Click here for full contest information.


MIRA Books - Table For Five Contest


To celebrate the April publication of her new book, "TABLE FOR FIVE," New York Times bestselling author Susan Wiggs and MIRA Books are inviting one lucky reader to dinner and a long weekend near Susan's home in the Pacific Northwest.

The winner of the "MIRA BOOKS TABLE FOR FIVE CONTEST" will have the chance to spend a long weekend in Seattle with time for sightseeing in the beautiful city and for lunch on scenic Bainbridge Island where Susan has her home.

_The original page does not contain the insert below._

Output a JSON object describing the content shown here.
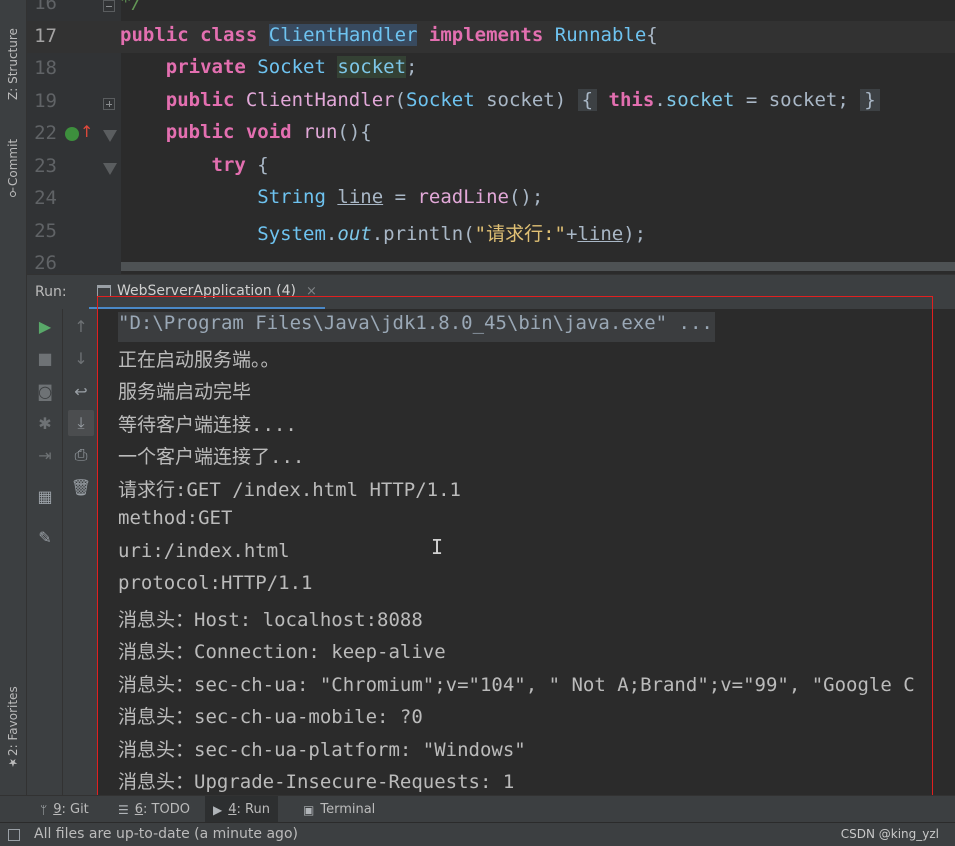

The prize package includes airfare for two from a major gateway to Seattle, two nights' accommodation at a selected hotel, transfers in Seattle and sightseeing in the surrounding area. Vacation packages with a maximum prize value of $2,500 will be booked through a MIRA-approved travel agent.

To win, entrants should tell Susan -- in 100 words or less -- about their favorite or most memorable teacher and explain the effect he/she had on their lives.

To receive official rules, send a self-addressed, stamped envelope to:

"MIRA Books Table for Five Contest Rules"
c/o Truth Be Told Public Relations
88 Lexington Avenue, #14D
New York, NY 10016


Moment Magazine - 2005 Moment-Karma Short Fiction Contest

2005 Moment-Karma Short Fiction Contest

Deadline: Submissions must be postmarked by July 15th, 2005

Moment Magazine is now accepting submissions for the 2005 Moment-Karma Short Fiction Contest. Moment will award three prizes to outstanding works of unpublished short fiction with Jewish content.

First Prize - $1000
Second Prize - $500
Third Prize - $250
Plus publication in Moment for the top three stories!

Click here for full contest information.


Thursday, June 02, 2005

Using PR to Market Your Book - How to Write a Press Release

Book News and Book Marketing Articles from Publishers Newswire posted an in-depth article written by Staff Writer, Christopher Laird Simmons, entitled "Using PR to Market Your Book - How to Write a Press Release."

In his article, Mr. Simmons details formatting guidelines and placing appropriate content, along with providing an example Press Release to illustrate.

"Using PR to Market Your Book - How to Write a Press Release" is a valuable resource and highly recommended reading for authors.

Christopher Simmons is a member of the Public Relations Society of America (PRSA), as well as ASCAP and the National Writers Union, and has written for over a dozen national magazines covering technology, imaging, and entertainment. He is an award winning art director, photographer, musician, and has composed theme music for two cable TV programs. He is the founder of Neotrope®, a brand identity and marketing firm, as well as Send2Press™ Newswire (


Wednesday, June 01, 2005

Questions About Copyright?

Visit the U.S. Copyright Office. You will find information about the following items and more:

Copyright Basics
Current Fees
Frequently Asked Questions
How to Register Literary Works
Copyright Law
Current Legislation